But it also allows us to have a dialogue between Eva and Young Eva. Once she stops being herself in real time, young Eva can come back in flashback form to bring out more elements of the story that we’ve been uncovering and dying to get into the piece.

BN: What more do you think should people know about Eva Perón?

Cannold: I think so often we think of her as an icon. We think of her as a white dress. We think of her as arms raised in a V. We think of her in a blonde bun. And our production seeks to highlight all about her that is human. What does it mean for a little girl to make the ascent that this little girl made? I think in other productions, it’s more about what does this icon mean for the country?

BN: Were you approached about doing ‘Evita,’ or did you bring this idea to City Center?

Cannold: [Jack Viertel and I] had six months of conversations about different titles, but ‘Evita’ was always on the top of the list because it was my thesis in college. I went to Argentina in college to do research, and I’ve been so obsessed with the musical. Every meeting I have, it would always be the first thing that I would pitch.

BN: And then you went back to Argentina before taking on this production, which included visits to Eva’s hometown and a visit to the nurse who cared for her when she was dying. What did you learn from that?

Sammi: At the end of our visit, the nurse, María Eugenia Álvarez, asked us to come stand next to her and she asked if we could give her our hands. Because she held Eva’s hand when she was dying and she wanted to transfer that energy to us. And I’m not really spiritual personally, but that was a moment.
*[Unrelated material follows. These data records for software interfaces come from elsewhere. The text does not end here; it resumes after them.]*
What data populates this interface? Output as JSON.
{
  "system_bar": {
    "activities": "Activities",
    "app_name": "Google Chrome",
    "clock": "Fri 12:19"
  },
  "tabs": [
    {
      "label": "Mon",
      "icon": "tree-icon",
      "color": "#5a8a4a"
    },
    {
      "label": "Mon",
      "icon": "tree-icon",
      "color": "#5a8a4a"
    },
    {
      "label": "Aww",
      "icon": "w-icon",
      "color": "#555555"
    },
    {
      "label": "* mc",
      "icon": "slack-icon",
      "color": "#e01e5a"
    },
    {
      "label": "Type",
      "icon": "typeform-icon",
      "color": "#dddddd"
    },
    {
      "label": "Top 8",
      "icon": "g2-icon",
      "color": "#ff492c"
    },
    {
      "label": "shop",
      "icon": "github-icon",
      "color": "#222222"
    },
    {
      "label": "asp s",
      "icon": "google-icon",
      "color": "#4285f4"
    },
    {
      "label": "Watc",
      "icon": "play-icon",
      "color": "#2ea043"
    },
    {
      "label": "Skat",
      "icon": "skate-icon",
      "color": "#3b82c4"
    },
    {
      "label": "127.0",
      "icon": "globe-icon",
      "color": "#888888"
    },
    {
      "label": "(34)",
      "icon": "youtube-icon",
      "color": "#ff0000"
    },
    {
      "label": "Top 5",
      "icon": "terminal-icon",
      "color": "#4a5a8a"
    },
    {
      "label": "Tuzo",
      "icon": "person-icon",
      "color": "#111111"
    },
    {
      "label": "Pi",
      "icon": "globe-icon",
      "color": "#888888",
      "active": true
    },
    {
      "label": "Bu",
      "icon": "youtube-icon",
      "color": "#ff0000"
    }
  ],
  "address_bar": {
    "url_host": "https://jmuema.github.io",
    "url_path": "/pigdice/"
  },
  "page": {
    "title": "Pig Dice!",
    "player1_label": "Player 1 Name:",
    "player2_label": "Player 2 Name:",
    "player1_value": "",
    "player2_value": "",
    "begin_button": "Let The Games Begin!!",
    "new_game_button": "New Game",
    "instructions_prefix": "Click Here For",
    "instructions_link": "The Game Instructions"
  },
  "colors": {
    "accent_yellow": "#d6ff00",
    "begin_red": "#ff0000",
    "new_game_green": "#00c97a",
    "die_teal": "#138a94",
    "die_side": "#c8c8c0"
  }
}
Not only is there that transference of energy in whatever form you believe it takes, but there is a responsibility that comes with this surviving woman who knew her saying ‘Take her story, but also be really careful with it, because she means a lot to a lot of people.’

And then she told us a lot about like the days of when Eva was dying, which is shrouded in a lot of mystery because she refused treatment again and again for her cancer. And the nurse explained to us that she was just so committed to her cause that to her medical attention was an obstacle. She saw it as her duty to make sure that the 7.5 million women in her country exercised their vote. But she also just really believed in Robin Hooding, essentially, taking care of the descamisados, who are the shirtless ones in her country. She never got past middle school education, so I don’t think she knew that what she was doing was unsustainable,

BN: It seems like you take a research-based approach to your direction.

Cannold: I don’t know why I wouldn’t in the sense that this is a topic that has so much to mine from. I don’t need to make things up because her life was just that interesting. I directed a play at A.R.T. this winter, and it takes place on an island off the coast of mainland South Korea. And I went to South Korea to do research for it. And it was the most enriching experience of my career because I got to then go into the room saying, ‘Oh, I actually can tell you how these women would feel about this because I talked to them.’ So from my perspective, the more information I have, the better suited I am to to do my job.

BN: Do you feel any pressure in taking on ‘Evita?’

Cannold: ‘Evita’ is a property that is so beloved. And I find that in this community, everybody has feelings about how it should be done. And I think that to direct a revival is the most exposed thing a director can do. Because if it’s bad, it’s definitely my fault because we’ve proven that this property is great. Our whole team is trying to do something new. But how do we do that without breaking what already is so great about the show? So it’s that pressure.

Also, as a director, I have never been reviewed in New York. I’ve never directed anything in a 2,200 seat theater. It’s just the size and scale and the speed of this. We have nine days to make it.